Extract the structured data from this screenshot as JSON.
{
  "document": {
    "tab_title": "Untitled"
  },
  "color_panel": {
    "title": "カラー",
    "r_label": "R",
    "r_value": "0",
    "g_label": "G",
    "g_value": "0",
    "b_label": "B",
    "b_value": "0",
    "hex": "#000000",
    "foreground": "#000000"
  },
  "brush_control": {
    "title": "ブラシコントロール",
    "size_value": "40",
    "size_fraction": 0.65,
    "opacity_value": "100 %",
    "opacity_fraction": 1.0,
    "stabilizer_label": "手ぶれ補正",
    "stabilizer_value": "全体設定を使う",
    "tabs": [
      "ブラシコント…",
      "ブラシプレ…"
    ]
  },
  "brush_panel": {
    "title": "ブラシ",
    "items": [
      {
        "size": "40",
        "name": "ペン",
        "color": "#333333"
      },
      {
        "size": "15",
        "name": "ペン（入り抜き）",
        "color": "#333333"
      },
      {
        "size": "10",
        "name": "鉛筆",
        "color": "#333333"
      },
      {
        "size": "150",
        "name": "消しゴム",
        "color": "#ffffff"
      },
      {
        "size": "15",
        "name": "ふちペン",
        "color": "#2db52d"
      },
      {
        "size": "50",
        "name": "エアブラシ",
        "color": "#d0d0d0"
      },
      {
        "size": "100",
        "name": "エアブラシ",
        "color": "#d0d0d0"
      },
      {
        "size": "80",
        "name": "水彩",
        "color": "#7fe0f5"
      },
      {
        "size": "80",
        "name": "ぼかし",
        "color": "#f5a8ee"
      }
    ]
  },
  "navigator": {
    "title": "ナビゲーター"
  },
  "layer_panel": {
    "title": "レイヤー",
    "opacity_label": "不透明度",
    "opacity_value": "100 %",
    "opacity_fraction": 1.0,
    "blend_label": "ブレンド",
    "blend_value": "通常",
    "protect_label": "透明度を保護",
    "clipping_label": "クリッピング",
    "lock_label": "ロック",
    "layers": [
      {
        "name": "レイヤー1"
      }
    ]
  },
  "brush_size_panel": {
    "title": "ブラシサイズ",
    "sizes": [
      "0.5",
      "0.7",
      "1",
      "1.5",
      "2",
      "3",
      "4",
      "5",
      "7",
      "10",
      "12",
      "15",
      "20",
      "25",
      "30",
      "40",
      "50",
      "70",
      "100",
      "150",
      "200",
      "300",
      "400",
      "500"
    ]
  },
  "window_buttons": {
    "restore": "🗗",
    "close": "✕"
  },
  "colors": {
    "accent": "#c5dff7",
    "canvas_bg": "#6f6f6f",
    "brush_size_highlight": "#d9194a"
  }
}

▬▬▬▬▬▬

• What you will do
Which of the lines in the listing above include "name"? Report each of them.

• Problem solution
        "name": "ペン",
        "name": "ペン（入り抜き）",
        "name": "鉛筆",
        "name": "消しゴム",
        "name": "ふちペン",
        "name": "エアブラシ",
        "name": "エアブラシ",
        "name": "水彩",
        "name": "ぼかし",
        "name": "レイヤー1"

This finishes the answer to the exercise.